The Islamic Center of Western Suburbs has sought to use a house on Army Trail Road near west suburban Bartlett as a mosque. Neighbors claim it will cause flooding, septic overload and congested traffic.

DuPage County has reversed an earlier decision on a zoning petition by a Muslim group, and will now allow the Islamic Center of Western Suburbs to conduct worship services in a single-family residence near west suburban Bartlett. The reconsideration of the group’s petition came per order of federal magistrate judge Sheila Finnegan, as part of a negotiated settlement between the two parties.

“‘They didn’t vote right,’ that’s what the judge said, ‘You got to do it over, do it right,’” fumed Jacqueline Sitkiewicz, after the 10-7 vote in favor of the petitioner was tallied. “Why have a county board, then? Just abolish it and when you have an issue, go right to the judge.”

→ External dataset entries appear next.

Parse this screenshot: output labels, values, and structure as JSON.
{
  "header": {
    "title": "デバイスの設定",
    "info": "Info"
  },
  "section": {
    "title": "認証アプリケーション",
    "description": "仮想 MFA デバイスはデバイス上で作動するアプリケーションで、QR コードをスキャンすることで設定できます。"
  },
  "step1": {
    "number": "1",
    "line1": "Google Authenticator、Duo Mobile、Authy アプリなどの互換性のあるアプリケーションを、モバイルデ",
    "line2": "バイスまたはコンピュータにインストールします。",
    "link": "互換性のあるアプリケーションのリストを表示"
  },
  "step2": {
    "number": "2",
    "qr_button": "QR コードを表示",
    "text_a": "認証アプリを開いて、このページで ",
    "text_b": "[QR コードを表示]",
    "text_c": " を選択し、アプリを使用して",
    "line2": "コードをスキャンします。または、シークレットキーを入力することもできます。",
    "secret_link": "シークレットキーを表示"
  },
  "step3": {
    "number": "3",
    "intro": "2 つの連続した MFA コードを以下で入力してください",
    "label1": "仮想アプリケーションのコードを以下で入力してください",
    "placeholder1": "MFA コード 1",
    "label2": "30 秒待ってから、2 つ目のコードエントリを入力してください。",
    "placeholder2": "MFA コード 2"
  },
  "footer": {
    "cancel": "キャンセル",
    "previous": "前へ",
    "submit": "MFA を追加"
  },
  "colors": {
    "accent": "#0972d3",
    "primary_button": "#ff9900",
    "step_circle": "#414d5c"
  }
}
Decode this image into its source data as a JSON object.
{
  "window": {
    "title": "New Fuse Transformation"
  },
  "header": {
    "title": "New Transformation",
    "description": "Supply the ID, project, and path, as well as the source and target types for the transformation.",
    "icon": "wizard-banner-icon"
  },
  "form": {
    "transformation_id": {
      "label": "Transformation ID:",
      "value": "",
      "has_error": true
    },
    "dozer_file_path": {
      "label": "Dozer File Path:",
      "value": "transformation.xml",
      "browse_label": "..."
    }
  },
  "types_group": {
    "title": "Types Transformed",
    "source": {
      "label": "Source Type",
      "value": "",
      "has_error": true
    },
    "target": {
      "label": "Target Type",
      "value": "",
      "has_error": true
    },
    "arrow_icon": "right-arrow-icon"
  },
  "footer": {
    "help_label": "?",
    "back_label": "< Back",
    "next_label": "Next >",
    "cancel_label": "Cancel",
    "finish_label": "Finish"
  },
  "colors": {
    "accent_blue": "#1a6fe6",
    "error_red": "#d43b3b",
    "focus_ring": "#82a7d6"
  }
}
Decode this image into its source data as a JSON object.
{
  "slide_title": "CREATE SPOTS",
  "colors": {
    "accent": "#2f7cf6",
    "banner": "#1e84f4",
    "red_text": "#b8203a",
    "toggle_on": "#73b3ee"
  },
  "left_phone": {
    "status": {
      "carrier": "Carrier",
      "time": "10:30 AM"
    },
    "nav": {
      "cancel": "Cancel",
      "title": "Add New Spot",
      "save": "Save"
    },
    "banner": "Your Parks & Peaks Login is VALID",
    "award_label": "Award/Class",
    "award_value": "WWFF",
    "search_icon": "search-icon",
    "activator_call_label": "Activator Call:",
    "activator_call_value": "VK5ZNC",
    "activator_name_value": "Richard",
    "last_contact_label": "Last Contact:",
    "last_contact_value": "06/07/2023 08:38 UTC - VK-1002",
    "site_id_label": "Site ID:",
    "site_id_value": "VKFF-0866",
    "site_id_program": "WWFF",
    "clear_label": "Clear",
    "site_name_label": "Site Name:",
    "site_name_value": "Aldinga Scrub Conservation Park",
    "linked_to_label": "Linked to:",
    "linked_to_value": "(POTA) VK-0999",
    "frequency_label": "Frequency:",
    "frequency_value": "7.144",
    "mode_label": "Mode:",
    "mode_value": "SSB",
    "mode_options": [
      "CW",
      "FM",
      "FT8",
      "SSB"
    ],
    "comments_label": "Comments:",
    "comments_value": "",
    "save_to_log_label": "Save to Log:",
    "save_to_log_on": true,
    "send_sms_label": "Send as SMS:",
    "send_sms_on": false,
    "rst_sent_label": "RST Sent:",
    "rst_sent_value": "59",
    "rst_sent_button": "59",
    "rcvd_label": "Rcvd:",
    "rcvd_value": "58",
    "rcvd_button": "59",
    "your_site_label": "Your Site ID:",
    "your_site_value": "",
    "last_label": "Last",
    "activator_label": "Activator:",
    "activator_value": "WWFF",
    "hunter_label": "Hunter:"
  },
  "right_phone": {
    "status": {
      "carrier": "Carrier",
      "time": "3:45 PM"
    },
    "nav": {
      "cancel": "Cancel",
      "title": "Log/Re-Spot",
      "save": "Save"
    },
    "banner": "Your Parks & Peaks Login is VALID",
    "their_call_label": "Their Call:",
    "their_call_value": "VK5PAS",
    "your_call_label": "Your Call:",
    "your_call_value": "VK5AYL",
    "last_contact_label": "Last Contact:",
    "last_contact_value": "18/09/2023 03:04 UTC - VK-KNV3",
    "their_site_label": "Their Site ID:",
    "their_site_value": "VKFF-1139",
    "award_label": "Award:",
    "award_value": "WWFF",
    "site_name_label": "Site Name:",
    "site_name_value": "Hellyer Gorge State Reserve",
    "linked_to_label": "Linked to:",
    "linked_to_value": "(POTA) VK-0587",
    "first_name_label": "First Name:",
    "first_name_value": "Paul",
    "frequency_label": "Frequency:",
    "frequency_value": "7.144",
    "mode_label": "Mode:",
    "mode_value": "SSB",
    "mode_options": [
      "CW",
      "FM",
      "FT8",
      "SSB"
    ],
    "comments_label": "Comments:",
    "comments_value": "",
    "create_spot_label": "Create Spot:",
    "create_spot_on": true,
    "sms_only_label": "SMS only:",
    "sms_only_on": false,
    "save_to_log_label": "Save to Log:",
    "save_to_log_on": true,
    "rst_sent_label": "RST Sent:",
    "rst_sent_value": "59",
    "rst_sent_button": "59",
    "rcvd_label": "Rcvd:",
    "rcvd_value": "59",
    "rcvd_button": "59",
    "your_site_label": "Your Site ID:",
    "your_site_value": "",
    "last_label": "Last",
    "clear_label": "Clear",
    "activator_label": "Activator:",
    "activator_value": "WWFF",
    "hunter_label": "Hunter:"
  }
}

Sitkiewitz and her husband, whose home sits directly next to the ICWS property, were among many neighbors who voiced opposition during the public comment portion of the county board meeting. Many said that the proposed use, which would allow up to 166 people to visit each day, would overwhelm its septic capacity. They also said that plans to pave over portions of the property for a parking lot would result in stormwater flooding, and that traffic on the already-busy Army Trail Road would become more dangerous.

But this time around, commissioners had additional information about each of those points from the county’s own agencies, which assessed the septic, stormwater flow and traffic conditions at the site.

The ICWS sued DuPage County in federal court last year claiming discrimination after it failed to win its conditional use bid. But the county recently lost a similar federal case with another Islamic group, the Irshad Learning Center. That prompted the ICWS and DuPage County to pursue a settlement in their case.

ICWS still seeks damages and attorneys fees in their case, an issue that was not discussed at Tuesday’s board meeting. “I don’t think the case is mooted because of the zoning approval today,” said Mark Daniel, attorney for ICWS. “It’s one major step in the direction of getting this resolved. The biggest step, actually, but it’s not the full route that we have to take.”

Odette Yousef is WBEZ’s North Side Bureau reporter. Follow her @oyousef and @WBEZoutloud.